One way or the other, Ponoka County was going to have to pay.
That was the consensus of council at their meeting on Tuesday, July 12 regarding a request from the Meridian Beach Homeowners Society to fund the operation and maintenance of several public facilities at the resort.
Ponoka County chief administrative officer Charlie Cutforth explained to council that when the area was being developed, with the blessing of the council of the day, the developer would build a number of community facilities that would eventually be absorbed by a homeowners association and that the county would be expected to contribute to maintaining these facilities.
“That took place this spring and now has come the request, so this isn’t a surprise,” he said.
The request is for an annual amount of about $17,200 to operate and maintain a community hall, boat launch, two beaches, a beach volleyball area, two playgrounds and three washroom facilities.
Cutforth added that the community presently allows the public to use these facilities and if the council decided not to go through with the request, it’s quite likely the society would turn it all back to the county who would then be obligated to provide those services and likely more.
Council approved the contribution although they also decided it would be looked at each year through its budget process instead of simply placing it in as something that would be expected each year.
Cutforth informed council that the county, as of the end of June, has outstanding tax arrears of around $2 million – a figure that in normal years is about $400,000.
“Of that amount, $900,000 is from 2015 and about half of that number is from the two oil and gas company bankruptcies we are dealing with,” he stated.
A majority of remaining outstanding amount is from other oil and gas companies that are struggling with their cashflows, he added, explaining that the county is looking at continuing to work with those that are trying to make payments and will accommodate them if they come to them with a schedule to complete those payments.
“Unfortunately, that approximately $450,000 will likely remain with us until the bankruptcy issues are resolved,” Cutforth said.
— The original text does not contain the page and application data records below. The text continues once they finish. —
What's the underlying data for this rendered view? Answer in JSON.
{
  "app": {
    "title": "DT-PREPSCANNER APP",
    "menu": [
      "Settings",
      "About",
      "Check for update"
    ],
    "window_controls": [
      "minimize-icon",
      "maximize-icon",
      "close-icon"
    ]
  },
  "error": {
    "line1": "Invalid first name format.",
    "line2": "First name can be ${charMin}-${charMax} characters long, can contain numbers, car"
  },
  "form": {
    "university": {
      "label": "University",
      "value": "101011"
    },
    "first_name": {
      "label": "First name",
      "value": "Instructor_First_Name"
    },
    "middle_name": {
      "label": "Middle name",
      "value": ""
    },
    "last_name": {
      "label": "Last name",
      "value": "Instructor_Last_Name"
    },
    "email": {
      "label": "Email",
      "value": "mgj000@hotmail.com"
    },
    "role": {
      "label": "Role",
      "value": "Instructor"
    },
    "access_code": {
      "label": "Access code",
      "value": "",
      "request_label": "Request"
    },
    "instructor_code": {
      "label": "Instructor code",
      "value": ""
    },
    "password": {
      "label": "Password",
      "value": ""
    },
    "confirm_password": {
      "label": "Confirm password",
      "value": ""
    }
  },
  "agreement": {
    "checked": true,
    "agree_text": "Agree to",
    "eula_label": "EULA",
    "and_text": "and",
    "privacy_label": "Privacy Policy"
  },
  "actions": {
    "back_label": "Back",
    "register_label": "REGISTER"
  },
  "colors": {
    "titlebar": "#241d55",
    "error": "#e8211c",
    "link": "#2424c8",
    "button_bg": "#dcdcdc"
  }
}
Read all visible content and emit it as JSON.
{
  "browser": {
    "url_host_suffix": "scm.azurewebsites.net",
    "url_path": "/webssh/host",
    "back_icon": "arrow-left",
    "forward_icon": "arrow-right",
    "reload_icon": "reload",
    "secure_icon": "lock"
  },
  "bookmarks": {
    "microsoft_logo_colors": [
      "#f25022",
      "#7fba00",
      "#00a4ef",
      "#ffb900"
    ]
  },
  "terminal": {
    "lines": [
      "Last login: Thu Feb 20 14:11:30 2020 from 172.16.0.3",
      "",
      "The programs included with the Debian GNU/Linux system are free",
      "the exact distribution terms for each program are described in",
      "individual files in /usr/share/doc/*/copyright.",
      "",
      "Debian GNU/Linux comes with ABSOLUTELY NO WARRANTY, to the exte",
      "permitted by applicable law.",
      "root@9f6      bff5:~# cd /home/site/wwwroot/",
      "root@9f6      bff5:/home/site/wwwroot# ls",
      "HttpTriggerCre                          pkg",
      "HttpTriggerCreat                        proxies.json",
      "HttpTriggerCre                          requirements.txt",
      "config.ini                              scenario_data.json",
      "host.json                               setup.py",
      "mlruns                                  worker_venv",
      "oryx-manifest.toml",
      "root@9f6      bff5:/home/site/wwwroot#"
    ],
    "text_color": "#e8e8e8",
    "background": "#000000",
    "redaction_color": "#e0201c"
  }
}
However, the overall budget outlook remains good with one bonus being that drilling permit revenue is triple the $25,000 that was originally projected. One other positive is that the two county fire departments are generating some significant dollars after a large capital spending spree this spring.
Up to June 30, revenue received was about $142,000 with the majority of that figure coming from Alberta Transportation and Infrastructure for attendance at motor vehicle collisions. The West District (Rimbey) department – which has responded to 67 calls in the first six months – has invoiced about $67,000, while the East District department – that has responded to 43 calls – invoiced about $47,000 since they began operations on April 28.
Roads moving forward
Contractors and county crews are doing well on completing road work in spite of the rainy weather lately, according to the public works report from superintendent Herb Schwingel.
Grade work is done on three projects so far – including the major widening of Menaik Road (Township 442) – while chip sealing has been completed on four roads with others planned to start soon if the weather holds and more than one third of the road upgrades planned for the year are now finished. Paving has been delayed – especially the Westlake Road turning lanes project and boat launch – because of the rain pushing back several of the contractor’s other projects. Schwingel stated they expect that project to be done around the end of August or early in September.
He added the county will exceed the number of dust abatement treatments done last year, as they have already done 200 applications with a third set slated to be done this month.
Meanwhile, the work on Dakota Road (Range Road 273) is waiting on wetlands approvals from Alberta Environment with Schwingel stating it’s questionable whether it will move forward this year as a result.
Cutforth added that the province requires compensation be paid to the department if any work is done in or will disturb a wetland with that money being used for whatever project the department deems necessary.
“Instead, we would like to see us be able to use our own projects – such as the plan we have to turn the Anderson gravel pit into a lake at the end of its life – to offset or be used as compensation,” he said.